On March 9th, the Senate Environment & Public Works Committee held a hearing on the subject of “Cooperative Federalism:  State Perspectives on EPA Regulatory Actions and the Role of States as Co-Regulators.”  Witnesses from five state environmental programs (South Dakota, Arkansas, West Virginia, Vermont, and Delaware) were invited to testify.

Earlier, Committee Chair James Inhofe (R-OK) had sent a letter to all state environmental commissioners asking for their input on the concerns and challenges that they find in working with Federal agencies – particularly EPA – to successfully and effectively implement Federal regulations.  Among the array of identified issues, Inhofe highlighted several that will resonate with state drinking water programs (even though drinking water implementation was not identified as a critical issue area).  They included concerns about a lack of early consultation with states during the rulemaking process; concerns about special interests who appear to drive the regulatory agenda; the frequency with which regulatory guidance becomes enforceable; and that states are being asked to implement and enforce an escalating number of regulatory requirements with fewer and fewer program dollars.
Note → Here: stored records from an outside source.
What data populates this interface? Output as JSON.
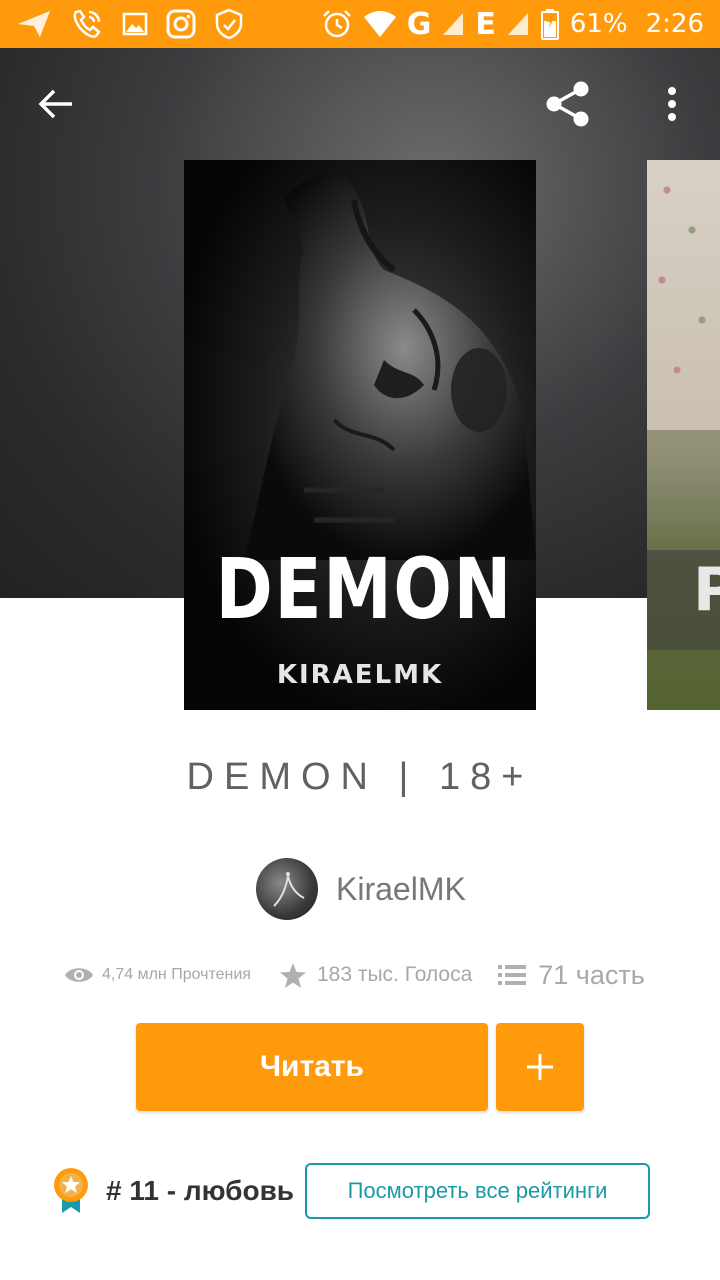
{
  "status_bar": {
    "battery": "61%",
    "time": "2:26",
    "network_g": "G",
    "network_e": "E",
    "color": "#ff9a0c"
  },
  "toolbar": {
    "back_icon": "arrow-left-icon",
    "share_icon": "share-icon",
    "more_icon": "more-vert-icon"
  },
  "cover": {
    "title": "DEMON",
    "author": "KIRAELMK",
    "next_cover_letter": "P"
  },
  "book": {
    "title": "DEMON | 18+",
    "author": "KiraelMK"
  },
  "stats": {
    "reads": "4,74 млн Прочтения",
    "votes": "183 тыс. Голоса",
    "parts": "71 часть"
  },
  "actions": {
    "read_label": "Читать",
    "add_icon": "plus-icon",
    "accent": "#ff9a0c"
  },
  "ranking": {
    "rank_text": "# 11 - любовь",
    "view_all_label": "Посмотреть все рейтинги",
    "button_color": "#1a9aa8"
  }
}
The majority of the hearing focused on EPA’s air quality program and the recently paused Clean Power Plan.  While both Vermont and Delaware spoke about the positive working relationships with EPA Regional and Headquarters staff, South Dakota, Arkansas, and West Virginia shared different experiences.  All witnesses agreed that it is appropriate for EPA (or any Federal regulatory authority) to set minimum national standards.  They also generally supported the statement that states should have flexibility in the implementation of those standards.  The principal problem lies in the perception of Federal overreach into what several states see as their own jurisdiction.  South Dakota noted that new Clean Air Act requirements will have a major financial impact on industry in the state without demonstrably improving air quality.  Arkansas spoke about numerous Federal directives and deadlines that conflict and in some cases contradict each other.  West Virginia’s perception was that, today, Federalism is not very cooperative but suggested that the difficulty lies more at EPA’s Headquarters rather than at the Regional Offices.

Although the discussion context was the Clean Air Act, Delaware provided six principles that should form the foundation of “cooperative Federalism”:  regulations based in sound science; flexibility for states to meet regulatory requirements; timely issuance of rules and guidance; accountability and consistency in achieving desired outcomes; a level playing field for states in terms of equity; and Federal action where states are unable to act, such as for multi-state or national issues.  Most Committee members and witnesses alike expressed support for the concepts embodied in these principles.

If you would like to view the recorded hearing or read the testimony, that information is available at under the “Hearing Notices” section.